The video game publisher that has made a financial killing off its most popular game title, “Grand Theft Auto” (GTA), is in hot water just one week after restructuring its board of directors and promising to increase its “exceptional brands and creative resources.”
The latest version of Take-Two’s popular run-and-gun video game, in which players in previous versions have earned points for injuring or killing police officers, has struck a chord with New York City officials — it takes place in a virtual world strikingly similar to that of the real Gotham.
City Sights in Sites
Trailers of the latest game, released Thursday on Take-Two’s Web site, show images of the Statue of Liberty, the Brooklyn Bridge and Coney Island’s Cyclone roller coaster.
A voice-over of the game’s central character guides the city tour saying:
“Life is complicated. I killed people, smuggled people, sold people. Perhaps here, things will be different.”
New York Mayor Michael Bloomberg does not support games where players are rewarded for killing police officers, according to a spokesperson.

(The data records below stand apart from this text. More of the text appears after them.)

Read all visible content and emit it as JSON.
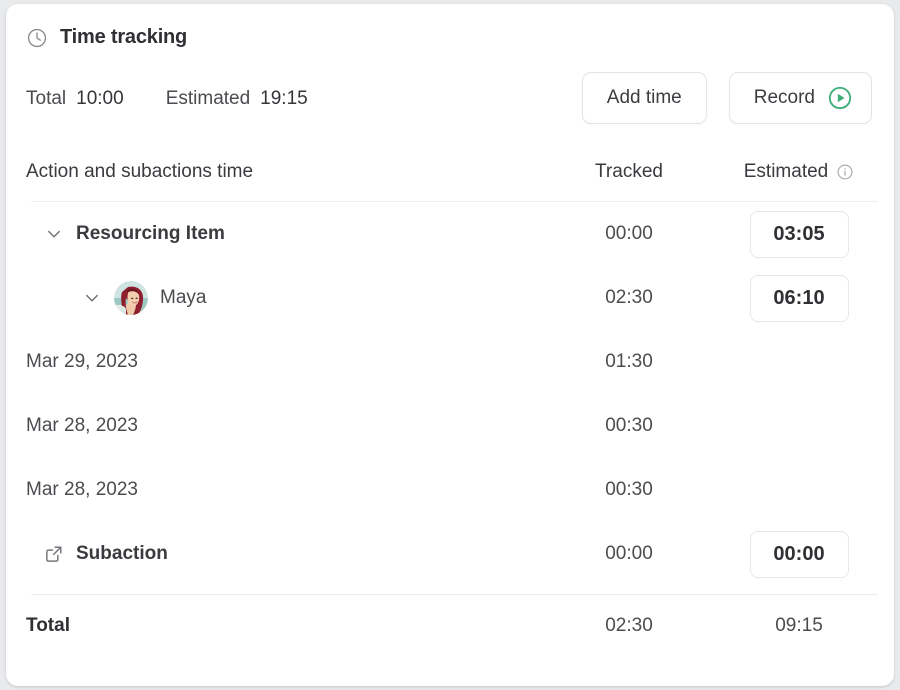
{
  "panel": {
    "title": "Time tracking",
    "icon": "clock-icon"
  },
  "summary": {
    "total_label": "Total",
    "total_value": "10:00",
    "estimated_label": "Estimated",
    "estimated_value": "19:15"
  },
  "actions": {
    "add_time_label": "Add time",
    "record_label": "Record",
    "record_icon": "circle-play-icon",
    "record_icon_color": "#3fae7a"
  },
  "columns": {
    "action": "Action and subactions time",
    "tracked": "Tracked",
    "estimated": "Estimated",
    "estimated_info_icon": "info-icon"
  },
  "rows": [
    {
      "label": "Resourcing Item",
      "icon": "chevron-down-icon",
      "tracked": "00:00",
      "estimated": "03:05",
      "estimated_boxed": true,
      "level": 1,
      "bold": true
    },
    {
      "label": "Maya",
      "icon": "chevron-down-icon",
      "avatar": "user-avatar",
      "tracked": "02:30",
      "estimated": "06:10",
      "estimated_boxed": true,
      "level": 2,
      "bold": false
    },
    {
      "label": "Mar 29, 2023",
      "tracked": "01:30",
      "estimated": "",
      "estimated_boxed": false,
      "level": 3,
      "bold": false
    },
    {
      "label": "Mar 28, 2023",
      "tracked": "00:30",
      "estimated": "",
      "estimated_boxed": false,
      "level": 3,
      "bold": false
    },
    {
      "label": "Mar 28, 2023",
      "tracked": "00:30",
      "estimated": "",
      "estimated_boxed": false,
      "level": 3,
      "bold": false
    },
    {
      "label": "Subaction",
      "icon": "external-link-icon",
      "tracked": "00:00",
      "estimated": "00:00",
      "estimated_boxed": true,
      "level": 1,
      "bold": true
    }
  ],
  "footer": {
    "label": "Total",
    "tracked": "02:30",
    "estimated": "09:15"
  },
  "colors": {
    "accent_green": "#3fae7a",
    "text_primary": "#2f3033",
    "text_secondary": "#4b4c50",
    "border": "#e6e7ea",
    "card_bg": "#ffffff",
    "page_bg": "#e9eaec"
  }
}
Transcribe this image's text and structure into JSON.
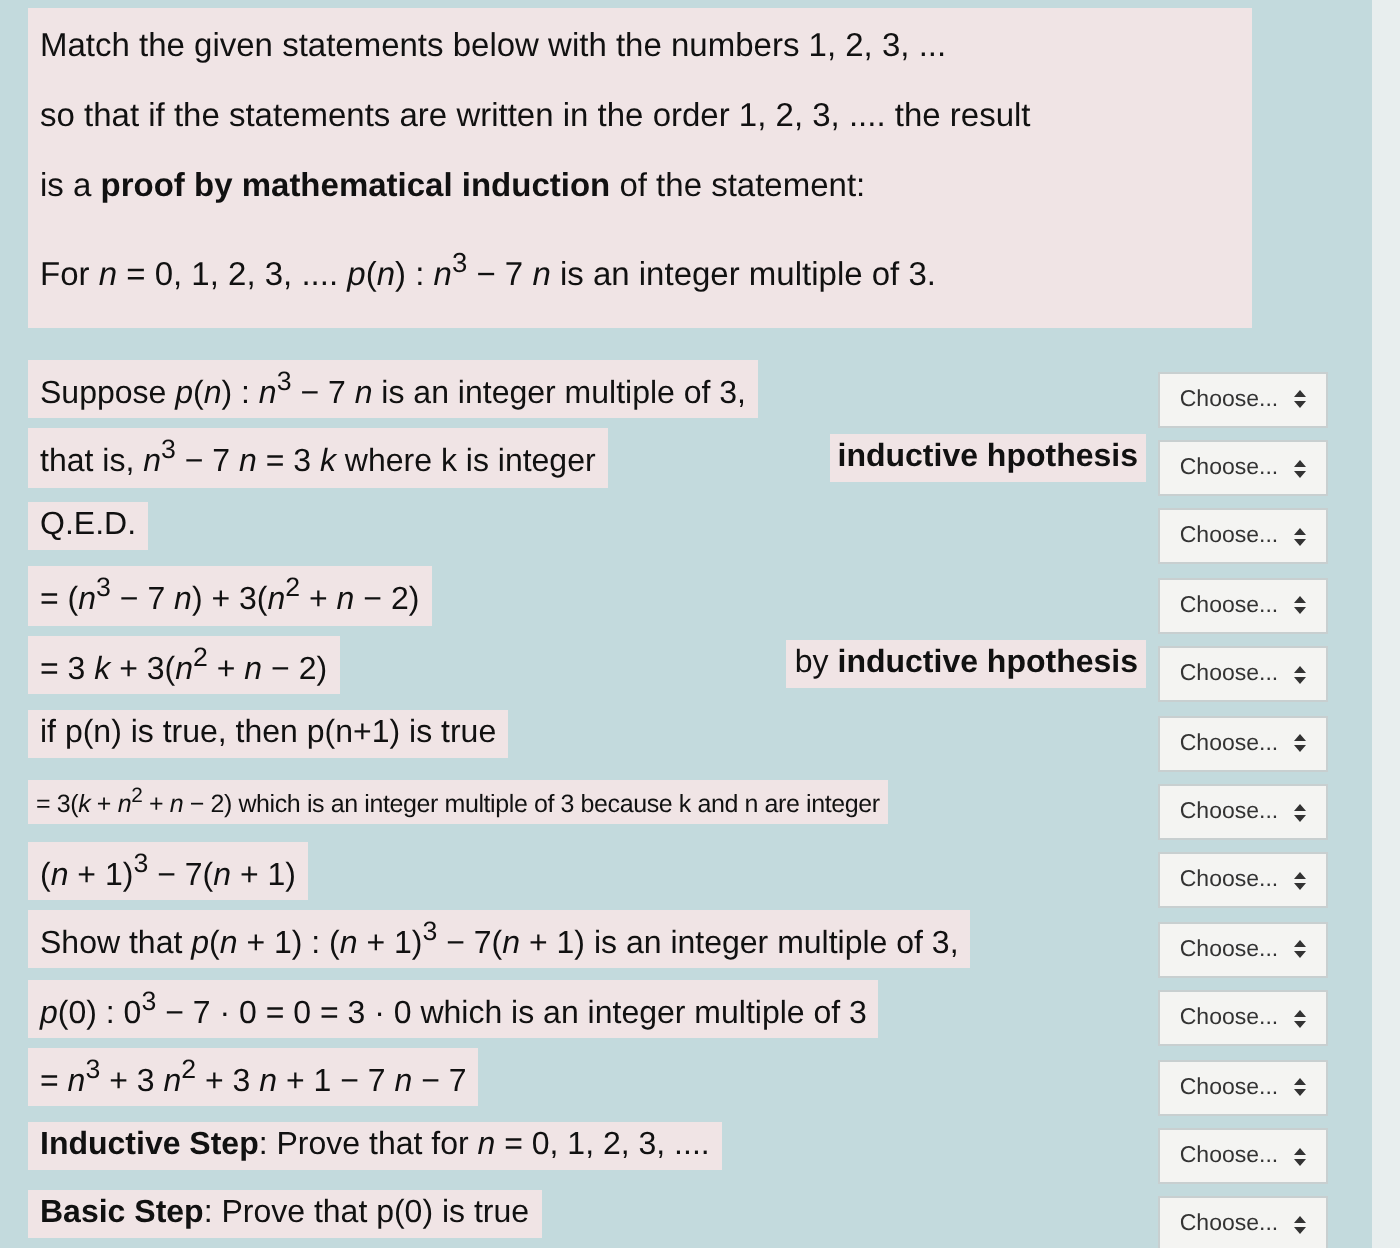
{
  "intro": {
    "lines": [
      "Match the given statements below with the numbers 1, 2, 3, ...",
      "so that if the statements are written in the order 1, 2, 3, .... the result",
      "is a **proof by mathematical induction** of the statement:"
    ],
    "statement": "For *n* = 0, 1, 2, 3, ....  *p*(*n*) : *n*$^{3}$ − 7 *n*  is an integer multiple of 3."
  },
  "rows": [
    {
      "text": "Suppose  *p*(*n*) : *n*$^{3}$ − 7 *n*  is an integer multiple of 3,",
      "select": "Choose..."
    },
    {
      "text": "that is, *n*$^{3}$ − 7 *n* = 3 *k*  where k is integer",
      "note": "**inductive hpothesis**",
      "select": "Choose..."
    },
    {
      "text": "Q.E.D.",
      "select": "Choose..."
    },
    {
      "text": "= (*n*$^{3}$ − 7 *n*) + 3(*n*$^{2}$ + *n* − 2)",
      "select": "Choose..."
    },
    {
      "text": "= 3 *k* + 3(*n*$^{2}$ + *n* − 2)",
      "note": "by **inductive hpothesis**",
      "select": "Choose..."
    },
    {
      "text": "if p(n) is true, then p(n+1) is true",
      "select": "Choose..."
    },
    {
      "text": "= 3(*k* + *n*$^{2}$ + *n* − 2)  which is an integer multiple of 3 because k and n are integer",
      "small": true,
      "select": "Choose..."
    },
    {
      "text": "(*n* + 1)$^{3}$ − 7(*n* + 1)",
      "select": "Choose..."
    },
    {
      "text": "Show that *p*(*n* + 1) : (*n* + 1)$^{3}$ − 7(*n* + 1)   is an integer multiple of 3,",
      "select": "Choose..."
    },
    {
      "text": "*p*(0) : 0$^{3}$ − 7 · 0 = 0 = 3 · 0  which is an integer multiple of 3",
      "select": "Choose..."
    },
    {
      "text": "= *n*$^{3}$ + 3 *n*$^{2}$ + 3 *n* + 1 − 7 *n* − 7",
      "select": "Choose..."
    },
    {
      "text": "**Inductive Step**: Prove that for *n* = 0, 1, 2, 3, ....",
      "select": "Choose..."
    },
    {
      "text": "**Basic Step**: Prove that p(0) is true",
      "select": "Choose..."
    }
  ]
}
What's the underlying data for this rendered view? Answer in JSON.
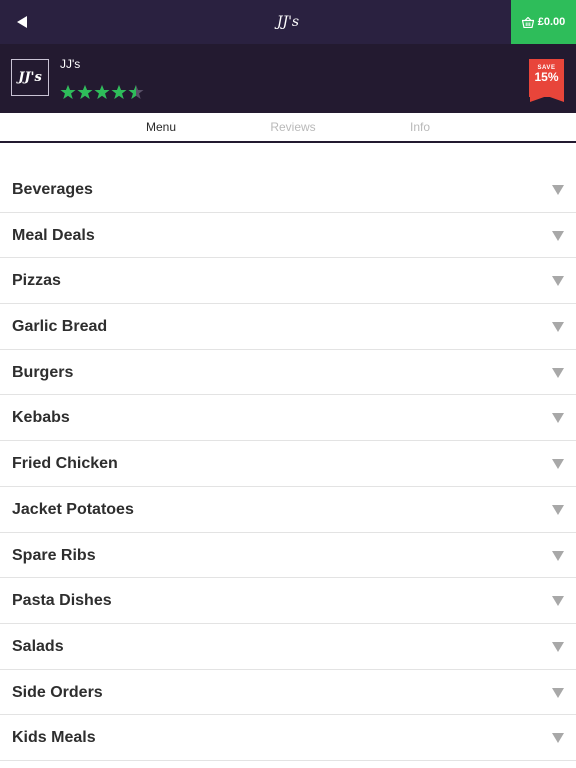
{
  "topbar": {
    "title": "JJ's",
    "back_icon": "back-triangle-icon",
    "cart_icon": "basket-icon",
    "cart_total": "£0.00",
    "cart_color": "#2ebd5a",
    "bar_color": "#2a2140"
  },
  "restaurant": {
    "logo_text": "JJ's",
    "name": "JJ's",
    "rating": 4.5,
    "rating_max": 5,
    "star_color": "#2ebd5a",
    "save_label": "SAVE",
    "save_percent": "15%",
    "save_color": "#e8453a"
  },
  "tabs": [
    {
      "label": "Menu",
      "active": true
    },
    {
      "label": "Reviews",
      "active": false
    },
    {
      "label": "Info",
      "active": false
    }
  ],
  "menu": {
    "categories": [
      {
        "label": "Beverages"
      },
      {
        "label": "Meal Deals"
      },
      {
        "label": "Pizzas"
      },
      {
        "label": "Garlic Bread"
      },
      {
        "label": "Burgers"
      },
      {
        "label": "Kebabs"
      },
      {
        "label": "Fried Chicken"
      },
      {
        "label": "Jacket Potatoes"
      },
      {
        "label": "Spare Ribs"
      },
      {
        "label": "Pasta Dishes"
      },
      {
        "label": "Salads"
      },
      {
        "label": "Side Orders"
      },
      {
        "label": "Kids Meals"
      }
    ],
    "expand_icon": "chevron-down-icon"
  }
}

“It’s despicable to glamorize violence in games like these, regardless of how far-fetched the setting may be,” said the city’s top cop, Commissioner Raymond Kelly.
Safeguarding an Image
Big city politicians are always tough when it comes to safeguarding their domain’s image. However, a world-class city like New York, which in the past has struggled with image problems, is especially prone to criticizing entertainment firms that suggest the city might be a place where one finds wanton and gratuitous violence.
However, politicians disproportionately attack video games over any other medium, Jason Della Rocca, executive director of the International Game Developers Association, told TechNewsWorld.
“They treat video games like a second-class citizen,” he added. “There are tons of movies, books and TV shows that use as a setting for stories. You don’t see the mayor complaining about that.”
The city brings in a hefty sum each year from permits that it sells to movie studios and television production companies that use the Big Apple as a location.
“It is a lack of respect and understanding,” noted Della Rocca, who pointed out that that much like the movie industry, video games have a rating system. In addition, he said, the average age of these video game users is approximately 30.
Happening All Over
New York — and the U.S. in general — is not alone in complaining about video games. Tom Clancy’s “Rainbow Six” is partially set in New York, where city officials tried to ban the game.
In addition, the recently banned “Ghost Recon Advanced Warfighter 2” because the game depicts missions that deal with American troops engaging Mexican rebels and mercenaries.
“That wouldn’t happen if it was a movie from Hollywood,” Della Rocca stated.